No budget set for Mayo’s new downtown project
(ABC 6 News) – Mayo Clinic announced a new investment plan for its downtown Rochester campus on Monday.
The ‘Bold. Forward. Unbound. in Rochester’ will change the downtown landscape on the west end, creating four new sites for the clinic.
There have been no set numbers for this budget as Mayo Clinic officials have said they need to get their funding approved by the board of trustees before a number can be set. They say the number will be more clear by the end of 2023.
“We hope to know more about the total budget and overall strategy after we’ve completed our planning exercises that will really go for the next three to six months,” said Dr. Craig Daniels, a physician at Mayo Clinic.
Only a month ago, Mayo Clinic was threatening to withdraw money from the state of Minnesota if the Keeping Nurses at the Bed Side Act passed through the state legislature.
With the law gutted, Mayo plans to keep the money in-state but did not comment on whether the funds for the plan will be from the $4 billion they were planning to withdraw.
While the money for the ‘Bold. Forward. Unbound. In Rochester’ the project will remain entirely in-house with Mayo Clinic. As of right now, no other funds are allocated for any other sectors of the city. The future renovations and new construction will still bring more jobs downtown, which brings excitement to business owners like Nick Powers.
“When you look at the last month and the rollercoaster of what’s going to happen. I think it was really good for all of us to go through that,” said Powers. “It really wakes you up on what that impacts. You know it could be as simple as contracting work, construction or you know, obviously restaurants on our side but it literally touches something in one way or another. So, for us to be able to receive this news as residents of Rochester is, is awesome.”
One of the sites Mayo will completely revitalize in this plan is the former Lourdes High School. Mayo purchased the site in 2013 and plans to change it into a shipping and receiving dock, with no medical practice inside.
“The docking capacity there will definitely serve the new structures as well as kind of the west side of the campus as well as other buildings as we look at robotics and automation and moving materials and supplies through tunnels or other means,” said Bridget Avikainen, associate administrator at Mayo Clinic.

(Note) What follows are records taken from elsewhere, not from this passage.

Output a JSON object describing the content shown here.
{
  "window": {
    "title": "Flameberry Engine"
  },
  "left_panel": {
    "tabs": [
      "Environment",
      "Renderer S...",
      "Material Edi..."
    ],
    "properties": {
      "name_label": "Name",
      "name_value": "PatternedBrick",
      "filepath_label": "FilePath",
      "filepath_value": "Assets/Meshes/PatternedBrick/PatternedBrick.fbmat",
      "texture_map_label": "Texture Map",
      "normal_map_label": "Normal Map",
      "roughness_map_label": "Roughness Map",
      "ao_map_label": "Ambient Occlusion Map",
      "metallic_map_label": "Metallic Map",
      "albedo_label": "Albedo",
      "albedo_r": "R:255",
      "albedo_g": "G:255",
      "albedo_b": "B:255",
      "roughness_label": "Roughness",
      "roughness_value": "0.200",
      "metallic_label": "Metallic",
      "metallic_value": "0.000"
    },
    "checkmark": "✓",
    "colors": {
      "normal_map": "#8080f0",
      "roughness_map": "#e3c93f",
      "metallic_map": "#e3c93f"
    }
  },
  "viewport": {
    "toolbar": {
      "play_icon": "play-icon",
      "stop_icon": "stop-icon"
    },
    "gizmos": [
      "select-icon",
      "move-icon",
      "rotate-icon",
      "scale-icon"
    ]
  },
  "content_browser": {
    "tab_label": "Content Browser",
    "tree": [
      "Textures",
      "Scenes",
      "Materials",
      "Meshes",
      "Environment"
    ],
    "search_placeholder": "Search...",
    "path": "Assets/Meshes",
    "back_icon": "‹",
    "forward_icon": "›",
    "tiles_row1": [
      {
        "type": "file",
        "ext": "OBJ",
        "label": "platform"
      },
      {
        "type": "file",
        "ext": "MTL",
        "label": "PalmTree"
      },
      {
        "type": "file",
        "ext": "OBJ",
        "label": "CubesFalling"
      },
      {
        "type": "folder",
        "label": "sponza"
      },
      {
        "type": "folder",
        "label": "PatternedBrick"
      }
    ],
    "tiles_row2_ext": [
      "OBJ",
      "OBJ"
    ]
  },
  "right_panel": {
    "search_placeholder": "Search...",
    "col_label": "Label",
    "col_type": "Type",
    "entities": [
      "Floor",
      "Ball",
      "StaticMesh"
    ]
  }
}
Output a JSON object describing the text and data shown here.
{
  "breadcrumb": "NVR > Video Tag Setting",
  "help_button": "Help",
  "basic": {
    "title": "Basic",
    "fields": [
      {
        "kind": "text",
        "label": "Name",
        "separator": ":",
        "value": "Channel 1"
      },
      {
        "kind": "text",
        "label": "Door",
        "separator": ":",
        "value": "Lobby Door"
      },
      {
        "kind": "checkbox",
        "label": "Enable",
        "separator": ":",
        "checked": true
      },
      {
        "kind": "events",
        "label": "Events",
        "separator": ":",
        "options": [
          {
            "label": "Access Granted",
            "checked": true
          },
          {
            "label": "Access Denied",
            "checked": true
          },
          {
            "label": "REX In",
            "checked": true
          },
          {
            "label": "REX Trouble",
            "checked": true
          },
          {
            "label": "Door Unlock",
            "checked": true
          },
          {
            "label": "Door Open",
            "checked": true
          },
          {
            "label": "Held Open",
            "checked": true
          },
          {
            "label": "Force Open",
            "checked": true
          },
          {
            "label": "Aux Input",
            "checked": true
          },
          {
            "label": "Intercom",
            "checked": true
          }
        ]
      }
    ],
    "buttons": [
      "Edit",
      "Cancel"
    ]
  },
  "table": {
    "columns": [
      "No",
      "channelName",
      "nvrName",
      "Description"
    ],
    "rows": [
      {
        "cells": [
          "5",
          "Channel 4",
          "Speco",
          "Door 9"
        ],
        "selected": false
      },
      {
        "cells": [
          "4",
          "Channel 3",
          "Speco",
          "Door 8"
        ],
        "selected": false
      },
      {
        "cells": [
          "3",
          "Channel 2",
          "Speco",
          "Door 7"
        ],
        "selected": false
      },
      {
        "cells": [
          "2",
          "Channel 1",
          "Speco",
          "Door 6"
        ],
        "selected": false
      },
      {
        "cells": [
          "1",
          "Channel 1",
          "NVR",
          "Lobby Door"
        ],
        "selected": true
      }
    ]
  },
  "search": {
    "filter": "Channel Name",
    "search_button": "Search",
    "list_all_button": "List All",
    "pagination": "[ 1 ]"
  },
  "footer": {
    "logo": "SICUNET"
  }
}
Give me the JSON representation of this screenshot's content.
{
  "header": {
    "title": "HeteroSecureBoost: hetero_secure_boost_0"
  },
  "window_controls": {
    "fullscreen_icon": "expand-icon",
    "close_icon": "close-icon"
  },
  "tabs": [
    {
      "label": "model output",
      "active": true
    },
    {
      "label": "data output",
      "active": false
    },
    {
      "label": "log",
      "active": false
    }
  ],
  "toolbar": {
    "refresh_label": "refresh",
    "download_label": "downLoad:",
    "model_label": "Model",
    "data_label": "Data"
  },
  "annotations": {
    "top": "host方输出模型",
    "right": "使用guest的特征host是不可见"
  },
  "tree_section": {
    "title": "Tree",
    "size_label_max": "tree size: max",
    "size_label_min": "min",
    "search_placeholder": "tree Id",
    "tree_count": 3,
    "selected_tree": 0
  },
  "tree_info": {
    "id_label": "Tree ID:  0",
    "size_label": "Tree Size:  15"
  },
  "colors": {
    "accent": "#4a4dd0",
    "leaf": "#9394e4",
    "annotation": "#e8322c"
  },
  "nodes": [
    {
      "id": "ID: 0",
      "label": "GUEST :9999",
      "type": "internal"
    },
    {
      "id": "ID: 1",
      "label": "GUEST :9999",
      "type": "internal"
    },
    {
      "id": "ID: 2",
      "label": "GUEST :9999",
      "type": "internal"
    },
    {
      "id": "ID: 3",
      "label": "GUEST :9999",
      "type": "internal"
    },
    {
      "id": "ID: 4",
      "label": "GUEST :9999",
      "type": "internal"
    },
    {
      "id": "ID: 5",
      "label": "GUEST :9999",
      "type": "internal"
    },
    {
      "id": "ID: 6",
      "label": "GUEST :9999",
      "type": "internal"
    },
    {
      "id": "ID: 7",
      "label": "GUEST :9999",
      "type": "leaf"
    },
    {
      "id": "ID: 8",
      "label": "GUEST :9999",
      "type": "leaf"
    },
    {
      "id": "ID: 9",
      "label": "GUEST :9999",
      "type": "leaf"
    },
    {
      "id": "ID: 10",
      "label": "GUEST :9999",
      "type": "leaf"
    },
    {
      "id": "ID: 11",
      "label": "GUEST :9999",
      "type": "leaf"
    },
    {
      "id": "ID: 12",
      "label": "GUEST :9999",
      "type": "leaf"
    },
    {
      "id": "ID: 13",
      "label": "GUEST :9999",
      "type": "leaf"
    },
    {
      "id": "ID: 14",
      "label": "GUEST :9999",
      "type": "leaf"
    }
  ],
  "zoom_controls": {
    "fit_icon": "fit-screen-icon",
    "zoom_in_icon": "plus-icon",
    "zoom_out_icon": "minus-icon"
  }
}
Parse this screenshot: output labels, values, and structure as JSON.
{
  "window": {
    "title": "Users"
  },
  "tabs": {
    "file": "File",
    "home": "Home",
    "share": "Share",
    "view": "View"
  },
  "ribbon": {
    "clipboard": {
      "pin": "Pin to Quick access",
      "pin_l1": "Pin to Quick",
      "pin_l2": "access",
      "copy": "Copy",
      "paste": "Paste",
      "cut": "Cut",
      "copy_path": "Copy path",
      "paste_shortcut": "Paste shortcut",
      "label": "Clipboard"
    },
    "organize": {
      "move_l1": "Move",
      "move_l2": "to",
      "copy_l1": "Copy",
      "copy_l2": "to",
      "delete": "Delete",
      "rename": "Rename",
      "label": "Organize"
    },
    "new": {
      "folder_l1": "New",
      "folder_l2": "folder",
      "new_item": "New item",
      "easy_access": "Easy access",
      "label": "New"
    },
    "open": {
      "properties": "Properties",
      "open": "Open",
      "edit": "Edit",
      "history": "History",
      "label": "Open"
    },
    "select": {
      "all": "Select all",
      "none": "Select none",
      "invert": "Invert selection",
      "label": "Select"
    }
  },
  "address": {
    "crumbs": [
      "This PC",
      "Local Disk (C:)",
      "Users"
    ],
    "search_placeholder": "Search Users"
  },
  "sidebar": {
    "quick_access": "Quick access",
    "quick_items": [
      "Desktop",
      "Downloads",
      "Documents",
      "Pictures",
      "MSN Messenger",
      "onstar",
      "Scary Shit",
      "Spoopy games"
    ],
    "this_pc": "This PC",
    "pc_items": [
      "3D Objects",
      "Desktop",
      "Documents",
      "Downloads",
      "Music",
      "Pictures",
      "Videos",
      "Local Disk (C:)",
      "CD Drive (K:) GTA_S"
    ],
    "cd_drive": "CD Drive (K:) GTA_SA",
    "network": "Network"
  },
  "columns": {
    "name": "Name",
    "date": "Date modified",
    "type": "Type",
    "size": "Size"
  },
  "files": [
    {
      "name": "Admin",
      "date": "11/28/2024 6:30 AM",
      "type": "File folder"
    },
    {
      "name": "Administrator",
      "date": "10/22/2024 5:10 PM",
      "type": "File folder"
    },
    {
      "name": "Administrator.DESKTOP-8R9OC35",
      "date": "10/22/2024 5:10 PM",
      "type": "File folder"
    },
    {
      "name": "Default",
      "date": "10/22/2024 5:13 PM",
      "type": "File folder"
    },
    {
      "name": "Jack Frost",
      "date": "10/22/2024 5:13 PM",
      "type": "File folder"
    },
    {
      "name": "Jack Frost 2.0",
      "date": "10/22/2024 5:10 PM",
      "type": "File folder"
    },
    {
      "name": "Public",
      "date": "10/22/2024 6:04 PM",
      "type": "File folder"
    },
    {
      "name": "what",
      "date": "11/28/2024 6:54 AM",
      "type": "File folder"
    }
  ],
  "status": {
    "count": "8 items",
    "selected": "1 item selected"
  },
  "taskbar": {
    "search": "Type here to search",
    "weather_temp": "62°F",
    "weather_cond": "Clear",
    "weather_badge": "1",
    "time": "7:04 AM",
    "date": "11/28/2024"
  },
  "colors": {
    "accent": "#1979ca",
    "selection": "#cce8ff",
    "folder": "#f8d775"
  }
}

For Powers, a graduate of Lourdes, the demolishment of where his high school memories sit is sad but he’s understanding of the decision demolishment.
“You’re sad to see the building go, but it’s also been sitting vacant for a long time,” said Powers.